A wine competition offers several rewards, including confirmation of just how good some of your favorite wines are (at least in the eyes and palates of others) and, even more importantly, the opportunity to discover some wines you might never have encountered otherwise. That certainly happened this year when 20 South Florida sommeliers gathered to judge the 2013 Best in Glass Wine Challenge. Those of us on the sidelines who got to eavesdrop on their deliberations new immediately when there was a wine to check out, for better or worse.
At one point I heard one judge say to a panel member, “Try wine number 5 again will you – that trigged my gag reflex.” Now, normally, you wouldn’t ask a friend to taste something you yourself found to be terrible but even allowing for slight exaggeration, this was a perfectly collegial request, a reality check if you will by one highly trained judge still wanting to be sure it was the wine and not the palate that fell short of expectation.

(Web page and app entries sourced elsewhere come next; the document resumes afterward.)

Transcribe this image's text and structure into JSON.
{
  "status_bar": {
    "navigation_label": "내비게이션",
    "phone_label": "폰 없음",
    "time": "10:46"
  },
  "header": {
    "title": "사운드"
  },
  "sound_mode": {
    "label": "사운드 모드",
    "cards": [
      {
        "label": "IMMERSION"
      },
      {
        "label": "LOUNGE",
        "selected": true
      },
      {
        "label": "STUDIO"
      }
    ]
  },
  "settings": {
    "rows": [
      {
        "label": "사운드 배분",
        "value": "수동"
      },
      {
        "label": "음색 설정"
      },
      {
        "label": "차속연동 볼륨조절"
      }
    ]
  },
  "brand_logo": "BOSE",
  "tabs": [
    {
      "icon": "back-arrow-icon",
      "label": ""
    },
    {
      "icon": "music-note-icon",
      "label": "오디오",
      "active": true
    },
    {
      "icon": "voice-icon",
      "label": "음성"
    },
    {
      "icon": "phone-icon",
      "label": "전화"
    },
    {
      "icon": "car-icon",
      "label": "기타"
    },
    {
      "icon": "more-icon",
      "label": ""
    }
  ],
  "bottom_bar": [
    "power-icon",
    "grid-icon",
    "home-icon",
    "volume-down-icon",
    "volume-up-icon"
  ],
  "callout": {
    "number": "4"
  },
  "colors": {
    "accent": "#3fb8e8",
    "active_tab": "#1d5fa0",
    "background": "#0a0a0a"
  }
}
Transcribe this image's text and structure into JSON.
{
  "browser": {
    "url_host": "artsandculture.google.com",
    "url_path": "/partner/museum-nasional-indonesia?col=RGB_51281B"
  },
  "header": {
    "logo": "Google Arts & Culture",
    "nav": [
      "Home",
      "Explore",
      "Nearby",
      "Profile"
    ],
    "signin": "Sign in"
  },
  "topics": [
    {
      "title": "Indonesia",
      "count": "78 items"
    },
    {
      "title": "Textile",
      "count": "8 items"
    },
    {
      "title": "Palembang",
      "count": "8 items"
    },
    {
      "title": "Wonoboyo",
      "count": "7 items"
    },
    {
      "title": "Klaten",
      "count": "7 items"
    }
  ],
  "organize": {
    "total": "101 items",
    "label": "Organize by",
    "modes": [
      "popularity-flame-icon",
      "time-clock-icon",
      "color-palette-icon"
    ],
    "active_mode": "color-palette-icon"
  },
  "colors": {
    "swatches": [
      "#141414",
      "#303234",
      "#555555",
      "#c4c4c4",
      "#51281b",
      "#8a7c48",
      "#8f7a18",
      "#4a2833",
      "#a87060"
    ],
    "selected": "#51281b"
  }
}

Of course, I ran back to the bottle stash and tasted the possibly offending wine, and while it wasn’t quite as bad as the judge intimated it might be, I have to admit, the wine didn’t make it to my post-Challenge shopping list. Some other wines did, however. Perhaps the most surprising Gold Medal winner (here is the entire list of medal-winning wines) was a bright and rather deeply colored rosé. As a fan of rosé wine, I was pleased to discover how many of the sommeliers also were particularly excited about tasting rosé – we all agreed as a category rosés don’t get the respect they deserve, a carryover from the popularity of insipid, overly sweet “White” Zinfandel.
A judge snaps a photo of a particularly impressive lineup of Rosés
at the 2013 Best in Glass Wine Challenge
There were no white zins submitted to the judging this year, and the rosés we did have were dry and for the most part, exciting and particularly appropriate to our penchant for dining al fresco in Florida. I have to admit, the group of wines was beautiful to look at as well. The big, or BIG, surprise was the hard to pronounce but easy to taste Domeniul Coroanei Hope Rosé 2011, a last minute entry to the wine challenge from Romania. Didn’t know Romania produced wines? Many of the sommeliers knew they made wine but hadn’t seen them in Florida before, so this was a welcome surprise. And the fact that the wine is delicious didn’t hurt! I expect this will show up on several wine lists during Best in Glass Month beginning March 15 – we’ll regularly update a list of what participating restaurants are pouring throughout Best in Glass Month.
I loved this wine – I love the story of an unknown wine finding success (and how providential it is called Hope!), and most of all I like finding a wine that is reasonably priced and tastes so good. The challenge with a rosé is getting enough flavor into the glass without losing the delicacy of aroma and flavor, and this wine succeeds admirably. Look for it, coming soon to a wine list near you. Two more wines worth mentioning that I hope show up on Best-in-Glass lists are the wonderfully juicy and extremely food friendly Eroica Riesling, made in Washington State by the Loosen team that has made so many great wines in Germany, where Riesling gets the respect it deserves. Too often in the New World Riesling is made in a sweet style with diluted flavors and not enough mineral notes to give it complexity, but this wine is a great package of flavor, complexity and the crisp acidity that lets it pair with many foods.
Another surprise in the results is a wonderful Pio Cesare Barbera d’Alba from Northern Italy. The sommeliers weren’t surprised they liked Barbera, but they were pleasantly taken aback that this one combines quality a low enough price to be considered for pouring by the glass. This is a wonderfully integrated wine – it has tannin for good depth and complexity but it’s balanced with a respectable amount of fruit to give us a wine that is very versatile.
There were many other surprises at this year’s Best in Glass, and I’ll profile some of those in future blog posts.